Hormones and Sleep
Are you waking up between 2 and 4 am and no matter what you do you can’t go back to sleep? Or do you have trouble falling asleep? Insomnia can take different forms and yes your hormones could be at the root of any of these patterns!
How do your hormones affect your sleep? Let’s explore some common patterns that can keep you up at night:
- Estrogen Dominance: This is when your estrogen is much higher, and therefore dominant over your progesterone. We can see this naturally in certain stages of your menstrual cycles if you are a woman, but when we use the term “dominance” that is when this ratio is out of balance, and potentially waking you up at night. Men can also have estrogen dominance, this happens in cases of overweight and obesity where excess fat tissue can cause more estrogen production. Carrying extra pounds can also contribute to estrogen dominance in women, along with genetics and even your cosmetics! Both men and women are also exposed to estrogens from our world from all angles- called xenoestrogens. Plastics, PVC’s, parabens and phthalates (the 5 p’s) can all contribute to rising estrogen levels. A lack of good, healthy fiber in your diet can also boost that estrogen to out of proportion ranges as we need fiber to help us clear and process estrogen in our liver. Check out the videos linked below to learn more and remember to: filter your water, eat 30 to 35 grams of fiber daily, buy organic produce as often as you can afford, keep alcohol to a minimum to help your liver detox, and eat a diet low in sugar.
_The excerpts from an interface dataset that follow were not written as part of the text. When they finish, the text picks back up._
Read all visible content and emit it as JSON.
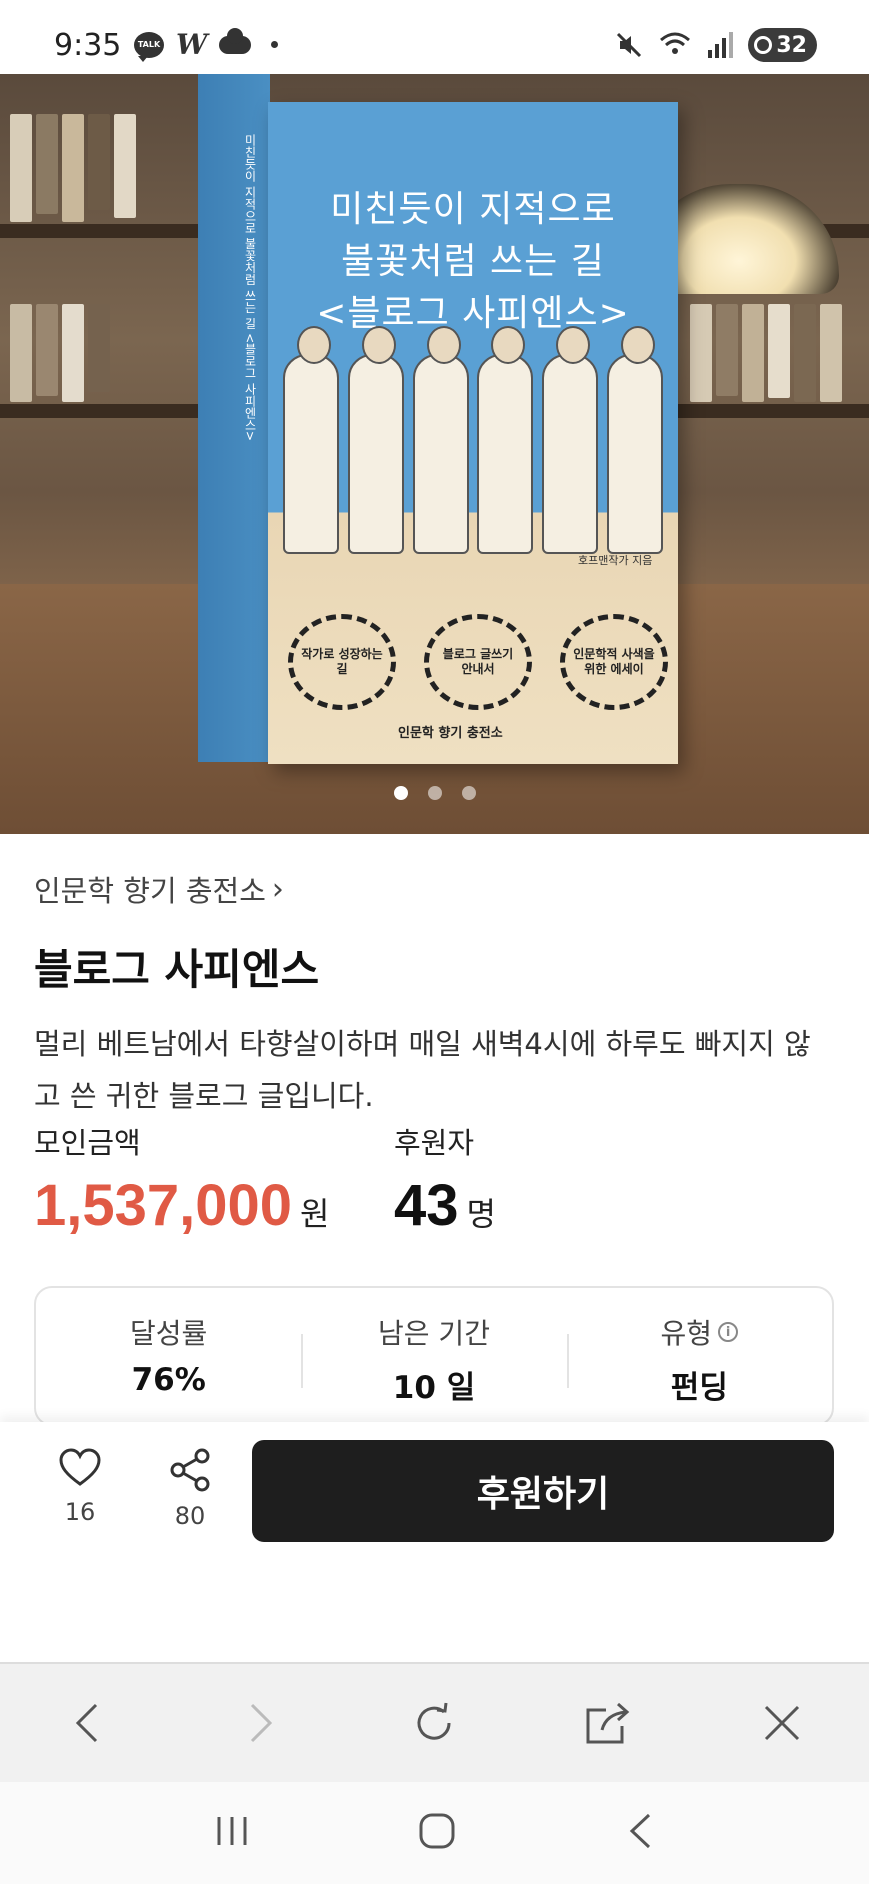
{
  "status_bar": {
    "time": "9:35",
    "talk_label": "TALK",
    "w_label": "W",
    "battery": "32"
  },
  "hero": {
    "book_title_lines": [
      "미친듯이 지적으로",
      "불꽃처럼 쓰는 길",
      "<블로그 사피엔스>"
    ],
    "book_author": "호프맨작가 지음",
    "book_side_text": "미친듯이 지적으로 불꽃처럼 쓰는 길 <블로그 사피엔스>",
    "badges": [
      "작가로 성장하는 길",
      "블로그 글쓰기 안내서",
      "인문학적 사색을 위한 에세이"
    ],
    "publisher": "인문학 향기 충전소",
    "carousel_index": 1,
    "carousel_total": 3
  },
  "project": {
    "creator": "인문학 향기 충전소",
    "title": "블로그 사피엔스",
    "description": "멀리 베트남에서 타향살이하며 매일 새벽4시에 하루도 빠지지 않고 쓴 귀한 블로그 글입니다.",
    "amount_label": "모인금액",
    "amount_value": "1,537,000",
    "amount_unit": "원",
    "backers_label": "후원자",
    "backers_value": "43",
    "backers_unit": "명"
  },
  "stats": {
    "achievement_label": "달성률",
    "achievement_value": "76%",
    "remaining_label": "남은 기간",
    "remaining_value": "10 일",
    "type_label": "유형",
    "type_value": "펀딩"
  },
  "actions": {
    "like_count": "16",
    "share_count": "80",
    "back_label": "후원하기"
  },
  "colors": {
    "accent_amount": "#e05a45",
    "button_dark": "#1e1e1e"
  }
}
- High Cortisol: Cortisol, one of our prominent stress hormones, is designed to naturally fall at night, to help allow us a good nights’ sleep. But we live in stressful times- chronic illness, trauma, work stress, relationship stress, and constant bombardment of information can all surge our cortisol at night. Add to that the use of blue light and artificial light into our evenings after sunset, fighting our natural circadian rhythm while at the same time adding more of that potentially stressful information to our evening- well, that’s a set up for insomnia. Even tanked out low cortisol can contribute to us feeling wired and tired and not allow us healthy, nourishing shut eye. Here are some tips to restore your natural cortisol rhythm: cut caffeine back to less than 100 mg per day and avoid caffeine after 2 pm, cut alcohol to 3 drinks or less per week or avoid it all together, avoid using devices or watching TV within 2 hours of going to bed, and establish a regular sleep routine that involves relaxing habits like stretching, journaling or meditating.
- Low estrogen: This one applies to women, mostly those in the later stages of perimenopause (think mid to late 40s or early 50s) when Estrogen can drop and contribute to hot flashes, night sweats and that dreaded 2 to 4 am wake up call. If you are experiencing this then check out the video below and consider talking with your provider about supporting your low estrogen levels. You could also try keeping the room at 68 degrees F, dressing in layers, using a “chilling” pillow, or use a personal fan.